No priest becomes a bishop imagining he will one day tell his people not to come to Mass. But across the United States and much of the world, bishops have had to make the heartrending decision to shutter their churches and cancel the public celebration of the Mass and other sacraments.
This week, we speak with Bishop John Stowe of Lexington, Ky., about how his ministry has changed amid the coronavirus pandemic. We ask how people in his diocese responded to his decision to suspend public Masses, the creative ways his priests are ministering to their parish communities and what he would want to say to Catholics who are struggling with their faith in this time of sorrow, fear and uncertainty.

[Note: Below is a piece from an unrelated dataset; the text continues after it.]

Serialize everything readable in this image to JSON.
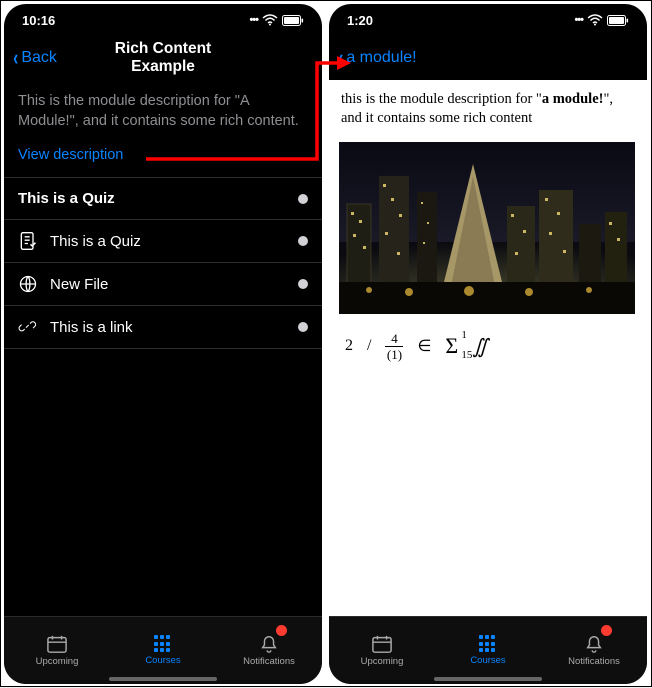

On Signs of the Times, Kathleen McChesney, an advocate for victims of clergy sex abuse, receives one of the U.S. church’s most prestigious awards. Plus we discuss the closure of a historic Catholic newspaper and the devastating effect of the coronavirus pandemic on parishes’ finances as well as the people who work for and are served by the local church. Finally, the creative ways priests are bringing the sacraments to their flock—and how the rest of us are keeping the faith alive at home.
Now more than ever, we treasure the community you all have helped to build on Jesuitical’s Facebook page. Don’t hesitate to share both the joys and challenges you experience during this difficult moment in the life of our church. We cannot make this show or grow this community without your support. Please consider giving through Patreon. And thank you.
Links from the show
Kathleen McChesney, advocate for abuse victims, to receive Laetare Medal
Pittsburgh Catholic newspaper terminates all employees, comes as 'a shock' to staff
With Masses suspended, parishes face collection shortfalls and perilous finances
Indianapolis Archdiocese shuts down drive-thru confessions
What’s on tap?
Hand sanitizer. Lots of hand sanitizer.